What 4 tech companies like to see on your college transcript (it's not all computer science)

Written by Andreas Rekdal
Published on Nov. 17, 2016
What 4 tech companies like to see on your college transcript (it's not all computer science)

Gone are the days when your college major dictated what you do for the rest of your career. In recognition of the value of differing perspectives, many employers now look beyond the specifics of what an applicant studied, focusing instead on the skills they sharpened while doing so. Curious about how the tech scene stacks up to this trend, we checked in with four actively hiring companies about what they like to see on a transcript. Here's what they had to say.


Founded in 2000, Codifyd delivers end-to-end e-commerce solutions through designing, implementing and maintaining product content strategies. The company provides product content services both in the B2B and the B2C space in order to improve customer experiences and increase sales and conversions. 

The team at Codifyd likes applicants with a bit of humanities flair.

“At Codifyd, we value bringing together a diverse set of skills to solve our clients’ problems. We are data geeks but we're also e-commerce experts,” said Joanna Niezgoda, director of HR and operations. “So beside the standard majors such as computer sciences and engineering, we also look for candidates with backgrounds in library sciences, linguistics and academia. This is especially true for our analyst positions, as their work requires a lot of research and attention to detail.”


Jellyvision creates interactive HR software that combines humor and behavioral science to talk people through important yet snooze-inducing life decisions like retirement savings, picking health insurance and managing finances. The company’s ALEX platform is used by more than 800 companies, including 88 members of the Fortune 500.

According to SVP of People Mary Beth Wynn, Jellyvision makes a point not to get caught up on majors in making additions to the team.

“We tend not to focus specifically on majors, degrees, where you went to school or what your GPA was,” she said. “We look instead at what people show us in the cover letter they write and the work they do on the audition for the role. This helps us understand the whole person, and recruiting becomes more about the skills and characteristics candidates demonstrate in our process and less about their background.”

No matter their backgrounds, Wynn said, what her company likes to see is applicants eager to continue learning and growing as people, and who want to approach work from new and different perspectives.


Trading Technologies has been building software for professional traders for more than 22 years, counting international banks, brokers, hedge funds and proprietary traders among its customers. Human resources generalist Becca Garber said TT likes to see candidates whose transcripts reveal an interest in the industry they operate in.

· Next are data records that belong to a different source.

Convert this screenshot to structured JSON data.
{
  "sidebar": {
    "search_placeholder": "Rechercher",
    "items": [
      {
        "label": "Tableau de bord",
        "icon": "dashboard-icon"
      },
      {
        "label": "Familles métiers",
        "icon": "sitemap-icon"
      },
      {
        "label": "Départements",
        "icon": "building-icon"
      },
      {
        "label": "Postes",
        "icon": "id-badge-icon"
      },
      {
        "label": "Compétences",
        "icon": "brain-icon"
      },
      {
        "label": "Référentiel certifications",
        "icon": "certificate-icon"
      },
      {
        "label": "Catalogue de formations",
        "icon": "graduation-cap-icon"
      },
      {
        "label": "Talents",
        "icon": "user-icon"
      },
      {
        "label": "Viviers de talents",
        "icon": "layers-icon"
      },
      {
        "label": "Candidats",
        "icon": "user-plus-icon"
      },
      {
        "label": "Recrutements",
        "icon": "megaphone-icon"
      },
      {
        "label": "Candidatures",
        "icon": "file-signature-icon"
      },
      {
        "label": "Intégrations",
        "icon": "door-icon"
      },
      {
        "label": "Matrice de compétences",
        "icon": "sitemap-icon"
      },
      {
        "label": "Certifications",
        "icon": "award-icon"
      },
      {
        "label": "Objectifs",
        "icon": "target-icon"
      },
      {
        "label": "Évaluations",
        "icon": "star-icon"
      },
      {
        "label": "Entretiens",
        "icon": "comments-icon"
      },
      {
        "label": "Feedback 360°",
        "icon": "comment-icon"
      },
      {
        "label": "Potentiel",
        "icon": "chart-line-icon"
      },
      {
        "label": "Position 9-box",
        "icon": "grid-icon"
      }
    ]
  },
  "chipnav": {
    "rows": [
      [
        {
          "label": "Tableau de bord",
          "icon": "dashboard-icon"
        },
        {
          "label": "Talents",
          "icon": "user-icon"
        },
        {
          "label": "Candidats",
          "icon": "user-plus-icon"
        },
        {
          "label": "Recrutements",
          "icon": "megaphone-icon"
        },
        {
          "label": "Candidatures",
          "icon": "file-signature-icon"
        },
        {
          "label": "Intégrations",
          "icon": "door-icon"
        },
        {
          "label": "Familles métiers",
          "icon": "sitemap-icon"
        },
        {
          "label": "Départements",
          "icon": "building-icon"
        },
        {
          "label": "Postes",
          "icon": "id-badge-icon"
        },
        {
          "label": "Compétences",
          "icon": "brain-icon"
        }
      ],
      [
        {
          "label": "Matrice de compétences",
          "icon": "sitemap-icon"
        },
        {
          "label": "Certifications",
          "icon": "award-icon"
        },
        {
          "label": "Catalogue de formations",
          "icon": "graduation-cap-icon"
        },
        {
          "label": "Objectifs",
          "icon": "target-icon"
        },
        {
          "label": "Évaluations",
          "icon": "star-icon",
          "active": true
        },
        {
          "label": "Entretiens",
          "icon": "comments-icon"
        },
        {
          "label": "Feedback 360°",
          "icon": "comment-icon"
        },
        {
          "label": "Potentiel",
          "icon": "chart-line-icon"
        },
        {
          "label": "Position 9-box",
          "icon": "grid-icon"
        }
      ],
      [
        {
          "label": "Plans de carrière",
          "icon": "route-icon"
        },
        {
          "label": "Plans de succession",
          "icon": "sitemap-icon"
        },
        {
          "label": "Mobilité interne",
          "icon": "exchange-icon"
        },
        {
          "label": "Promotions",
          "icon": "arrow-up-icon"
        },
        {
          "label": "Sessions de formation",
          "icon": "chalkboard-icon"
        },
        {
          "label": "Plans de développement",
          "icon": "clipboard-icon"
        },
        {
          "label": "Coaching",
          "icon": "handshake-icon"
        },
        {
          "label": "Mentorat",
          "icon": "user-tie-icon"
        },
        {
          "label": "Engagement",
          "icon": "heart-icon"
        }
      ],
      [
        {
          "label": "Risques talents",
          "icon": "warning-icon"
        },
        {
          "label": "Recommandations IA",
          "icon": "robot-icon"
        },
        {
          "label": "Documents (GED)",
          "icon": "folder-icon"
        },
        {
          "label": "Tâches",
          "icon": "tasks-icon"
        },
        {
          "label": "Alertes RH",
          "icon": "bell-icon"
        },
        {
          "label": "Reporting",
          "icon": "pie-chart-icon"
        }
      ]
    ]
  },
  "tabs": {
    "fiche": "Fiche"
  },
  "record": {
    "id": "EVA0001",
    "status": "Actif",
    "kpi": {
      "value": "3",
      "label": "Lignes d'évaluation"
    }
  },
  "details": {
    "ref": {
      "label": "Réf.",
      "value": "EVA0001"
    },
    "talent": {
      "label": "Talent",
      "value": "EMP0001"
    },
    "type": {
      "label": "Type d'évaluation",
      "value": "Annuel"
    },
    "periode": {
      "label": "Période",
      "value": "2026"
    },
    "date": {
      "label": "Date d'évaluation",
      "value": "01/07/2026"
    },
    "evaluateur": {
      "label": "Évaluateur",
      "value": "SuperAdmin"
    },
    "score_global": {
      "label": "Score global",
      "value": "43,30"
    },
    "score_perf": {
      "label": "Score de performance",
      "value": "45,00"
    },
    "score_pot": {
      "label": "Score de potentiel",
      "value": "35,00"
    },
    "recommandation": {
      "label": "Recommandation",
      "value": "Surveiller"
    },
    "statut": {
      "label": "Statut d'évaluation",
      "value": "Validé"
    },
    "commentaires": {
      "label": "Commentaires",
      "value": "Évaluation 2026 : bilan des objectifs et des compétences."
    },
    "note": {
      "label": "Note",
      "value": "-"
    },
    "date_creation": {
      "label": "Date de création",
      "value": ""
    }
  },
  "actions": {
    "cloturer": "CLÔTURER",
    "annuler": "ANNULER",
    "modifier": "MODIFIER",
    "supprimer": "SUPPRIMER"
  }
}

“While many of our employees and interns come from a computer science background, we are always looking for candidates who have knowledge or interest in the financial industry as well, since we produce a trading platform,” said Garber. “Many candidates either have a double major or minor in business, finance or economics, and occasionally students from financial engineering programs end up at TT.”

“Another interesting degree we’ve come across has been a double major in computer science and visual arts, which is especially helpful with our design team and front-end developers,” she added.


Sprout Social builds cloud-based social media management, analytics and advocacy software for agencies and brands including Hyatt, Grubhub, Microsoft and Uber. The company was founded in Chicago in 2010, and its fast-growing team has been working relentlessly to build out its software suite ever since.

In Director of Talent Jim Conti’s view, what an applicant majored in is not the be-all and end-all.

"Experience and potential are the two things we care about the most when hiring at Sprout. A specific major is a great way to launch a career, but it isn't the only way,” Conti said. “For example, we've had some fantastic software engineers who were music majors. What's important to us is how you think and how you solve problems. That can be just as important as the coursework in which you're applying those skills."


Images via participating companies.

Got a tip for us? Shoot us an email or follow us on Twitter @BuiltInChicago.

Hiring Now
Fulcrum GT
Cloud • Legal Tech • Software